Back to Coach and his scrolling overhead projector. Every day, we knew Coach would do a few scrolling-forwards-worth of lessons. One day, Coach was late getting to class. We never knew where they were, they were just not there. We always just assumed there was a big teacher party going on in the smoke filled teacher's lounge down by the old gym. Some sort of party where they all talked about the bad kids and schemed up plans make our lives hell. Realistically, he was probably just going to the bathroom, but we always assumed the worst. But before he got back to the classroom, Jay Schleuter, went up to the projector and scrolled the clear film ahead a page or two and with a permanent marker wrote the words "Coach is a roach" then scrolled it back.

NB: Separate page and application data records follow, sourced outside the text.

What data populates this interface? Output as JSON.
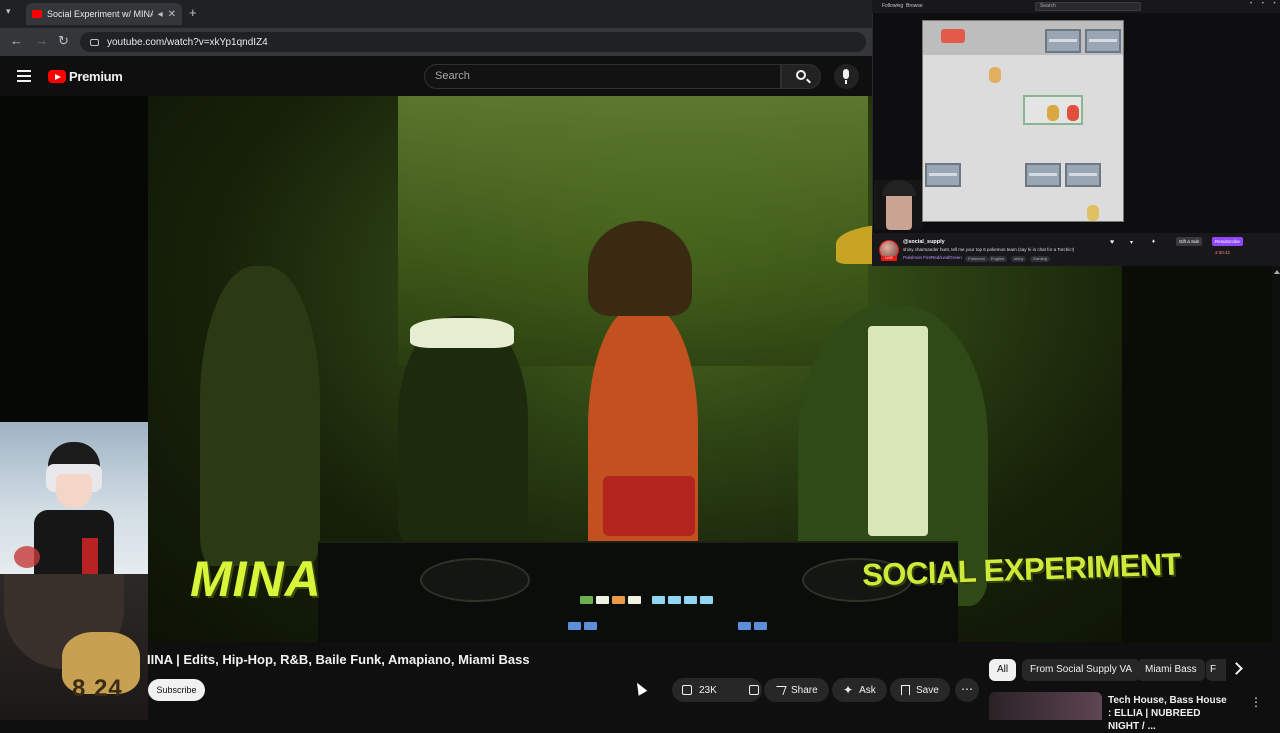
{
  "browser": {
    "tab_title": "Social Experiment w/ MINA",
    "tab_close": "✕",
    "new_tab": "+",
    "url": "youtube.com/watch?v=xkYp1qndIZ4"
  },
  "youtube": {
    "brand": "Premium",
    "search_placeholder": "Search"
  },
  "video": {
    "watermark_left": "MINA",
    "watermark_right": "SOCIAL EXPERIMENT",
    "pillow_text": "8 24",
    "title": "IINA | Edits, Hip-Hop, R&B, Baile Funk, Amapiano, Miami Bass",
    "subscribe_label": "Subscribe",
    "like_count": "23K",
    "share_label": "Share",
    "ask_label": "Ask",
    "save_label": "Save",
    "more_label": "⋯"
  },
  "chips": {
    "items": [
      "All",
      "From Social Supply VA",
      "Miami Bass",
      "F"
    ]
  },
  "recommendation": {
    "title": "Tech House, Bass House : ELLIA | NUBREED NIGHT / ..."
  },
  "stream": {
    "top_left_1": "Following",
    "top_left_2": "Browse",
    "search_placeholder": "Search",
    "channel_name": "@social_supply",
    "stream_title": "shiny charmander hunt, tell me your top 6 pokemon team (say hi in chat for a Torchic!)",
    "game": "Pokémon FireRed/LeafGreen",
    "tags": [
      "Pokemon",
      "English",
      "shiny",
      "Gaming"
    ],
    "gift_label": "Gift a Sub",
    "sub_label": "Resubscribe",
    "stats": "3:30:42",
    "live_label": "LIVE"
  },
  "colors": {
    "youtube_red": "#ff0000",
    "accent_green": "#d8f53a",
    "twitch_purple": "#9147ff",
    "live_red": "#e91916"
  }
}
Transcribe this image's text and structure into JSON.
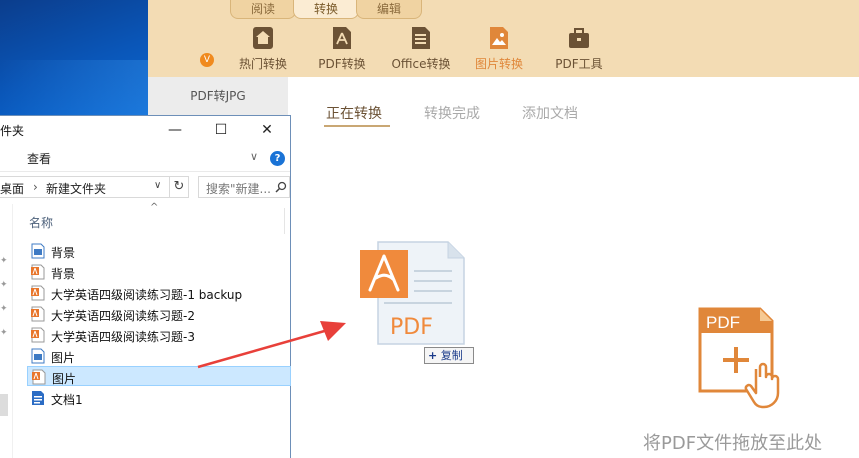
{
  "app": {
    "tabs": [
      "阅读",
      "转换",
      "编辑"
    ],
    "active_tab": "转换",
    "tools": [
      {
        "label": "热门转换",
        "icon": "home-icon"
      },
      {
        "label": "PDF转换",
        "icon": "pdf-doc-icon"
      },
      {
        "label": "Office转换",
        "icon": "office-doc-icon"
      },
      {
        "label": "图片转换",
        "icon": "image-doc-icon"
      },
      {
        "label": "PDF工具",
        "icon": "toolbox-icon"
      }
    ],
    "active_tool": "图片转换",
    "badge": "V",
    "left_panel": {
      "items": [
        "PDF转JPG"
      ]
    },
    "main_tabs": [
      "正在转换",
      "转换完成",
      "添加文档"
    ],
    "active_main_tab": "正在转换",
    "add_icon_label": "PDF",
    "drop_hint": "将PDF文件拖放至此处",
    "accent_color": "#e0873a"
  },
  "drag": {
    "ghost_label": "PDF",
    "copy_tip_plus": "+",
    "copy_tip": "复制"
  },
  "explorer": {
    "title": "件夹",
    "ribbon_tab": "查看",
    "help": "?",
    "address": {
      "crumbs": [
        "桌面",
        "新建文件夹"
      ]
    },
    "search_placeholder": "搜索\"新建...",
    "column_name": "名称",
    "files": [
      {
        "name": "背景",
        "type": "image"
      },
      {
        "name": "背景",
        "type": "pdf"
      },
      {
        "name": "大学英语四级阅读练习题-1 backup",
        "type": "pdf"
      },
      {
        "name": "大学英语四级阅读练习题-2",
        "type": "pdf"
      },
      {
        "name": "大学英语四级阅读练习题-3",
        "type": "pdf"
      },
      {
        "name": "图片",
        "type": "image"
      },
      {
        "name": "图片",
        "type": "pdf",
        "selected": true
      },
      {
        "name": "文档1",
        "type": "word"
      }
    ]
  }
}
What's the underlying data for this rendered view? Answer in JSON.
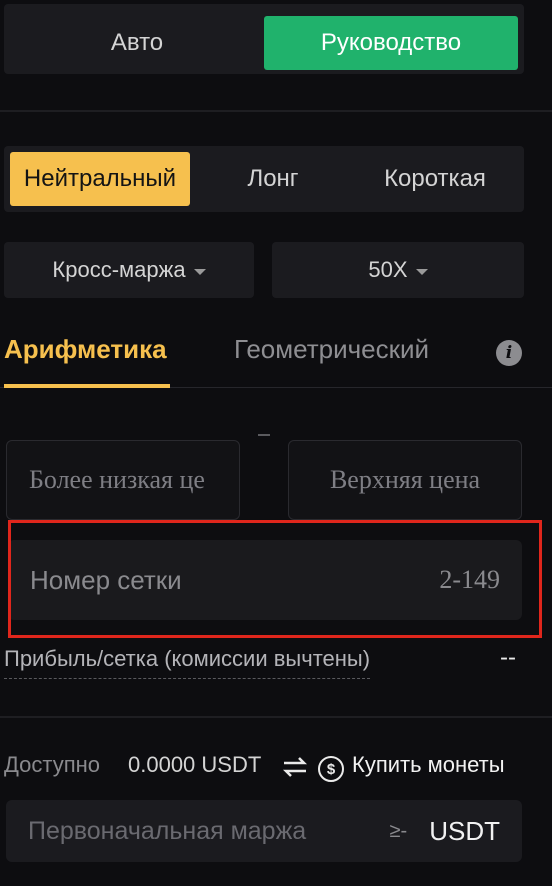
{
  "mode_tabs": {
    "auto": "Авто",
    "manual": "Руководство"
  },
  "direction": {
    "neutral": "Нейтральный",
    "long": "Лонг",
    "short": "Короткая"
  },
  "margin_mode": "Кросс-маржа",
  "leverage": "50X",
  "strategy_tabs": {
    "arithmetic": "Арифметика",
    "geometric": "Геометрический"
  },
  "info_glyph": "i",
  "price": {
    "lower_placeholder": "Более низкая це",
    "upper_placeholder": "Верхняя цена"
  },
  "grid": {
    "label": "Номер сетки",
    "range": "2-149"
  },
  "profit": {
    "label": "Прибыль/сетка (комиссии вычтены)",
    "value": "--"
  },
  "available": {
    "label": "Доступно",
    "value": "0.0000 USDT",
    "dollar_glyph": "$",
    "buy_label": "Купить монеты"
  },
  "margin_input": {
    "placeholder": "Первоначальная маржа",
    "ge": "≥-",
    "currency": "USDT"
  },
  "colors": {
    "accent_green": "#20b26c",
    "accent_yellow": "#f6c04e",
    "highlight_red": "#e0261c"
  }
}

Fast forward to the middle of our lesson that day and as Coach frantically wrote and talked he scrolled ahead a few times and at some point he was mid-sentence when he scrolled ahead again, stopped (clearly he saw the words) he turned and saw them on the screen, he licked his thumb and tried to quickly swipe the words off. The giggles of the class turned quickly to laughs as the words didn't come off and he tried again to no avail and finally sighed and scrolled the screen further ahead. He let the laughing die down, he eyeballed the classroom to see if the guilty party was maybe laughing louder than the others, but we all laughed terribly loud. There was no clear culprit.
I'm sure he figured it was Squirrel #1 or maybe Squirrel #2. How wrong he was... or was he?
The time had finally come for my classmates and I to have a proper "dance" at school. The Junior High had traditionally (at least for a couple years before us) held a couple dances per year for the 7th and 8th grade (One in the fall and then one around Valentine's Day). They were held in the cafeteria which was the room just north of the gymnasium. It was also the concession "hang out" area during half-times of basketball games and other events. It was a wide and white room. The white ceiling tiles echoed the white tile floor.
During lunch there were three long rows of end to end tables. I don't remember any particular order to who would sit where, but the teacher's table was the area closest to the dishwashing/tray scraping area. Once in a while, there'd be a student in their midst... I think as a punishment, but I'm not sure of that.
I'm just a creative guy that's looking to throw all this spaghetti onto the wall and hope something sticks.